• _WHAT IS NEEDED_
Copy every line of the entries that has the string "ardinera" in it.

.....

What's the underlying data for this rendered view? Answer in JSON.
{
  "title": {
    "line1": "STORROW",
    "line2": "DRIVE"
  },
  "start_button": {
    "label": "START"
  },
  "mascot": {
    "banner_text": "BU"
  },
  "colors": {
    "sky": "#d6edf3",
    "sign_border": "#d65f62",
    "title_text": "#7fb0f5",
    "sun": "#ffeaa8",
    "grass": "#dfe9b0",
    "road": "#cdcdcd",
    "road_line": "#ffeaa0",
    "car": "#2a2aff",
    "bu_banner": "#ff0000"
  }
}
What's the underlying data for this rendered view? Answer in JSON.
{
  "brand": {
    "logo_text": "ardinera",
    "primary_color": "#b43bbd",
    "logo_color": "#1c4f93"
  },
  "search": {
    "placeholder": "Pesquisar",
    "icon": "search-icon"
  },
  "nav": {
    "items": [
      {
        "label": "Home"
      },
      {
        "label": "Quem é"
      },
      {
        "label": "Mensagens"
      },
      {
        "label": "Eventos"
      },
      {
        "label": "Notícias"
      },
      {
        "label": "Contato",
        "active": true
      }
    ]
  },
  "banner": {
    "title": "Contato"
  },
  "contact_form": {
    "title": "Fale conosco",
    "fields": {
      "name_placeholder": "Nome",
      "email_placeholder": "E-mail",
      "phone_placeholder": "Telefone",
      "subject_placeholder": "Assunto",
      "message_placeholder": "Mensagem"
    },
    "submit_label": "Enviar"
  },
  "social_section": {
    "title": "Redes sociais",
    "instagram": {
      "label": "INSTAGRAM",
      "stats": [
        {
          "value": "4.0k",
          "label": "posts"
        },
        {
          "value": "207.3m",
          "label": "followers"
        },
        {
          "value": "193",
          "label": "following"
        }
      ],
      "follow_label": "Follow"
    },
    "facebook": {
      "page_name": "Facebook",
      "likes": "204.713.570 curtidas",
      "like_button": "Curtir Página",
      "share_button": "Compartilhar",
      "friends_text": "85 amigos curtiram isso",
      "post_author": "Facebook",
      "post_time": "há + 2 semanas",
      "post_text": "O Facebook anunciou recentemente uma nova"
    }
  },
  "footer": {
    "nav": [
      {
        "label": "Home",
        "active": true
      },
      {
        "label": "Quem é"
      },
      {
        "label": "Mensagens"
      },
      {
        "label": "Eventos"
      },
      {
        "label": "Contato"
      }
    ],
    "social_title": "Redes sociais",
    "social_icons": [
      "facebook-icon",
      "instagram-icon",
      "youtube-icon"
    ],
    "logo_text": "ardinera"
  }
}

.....

• _YOUR RESPONSE_
    "logo_text": "ardinera",
    "logo_text": "ardinera"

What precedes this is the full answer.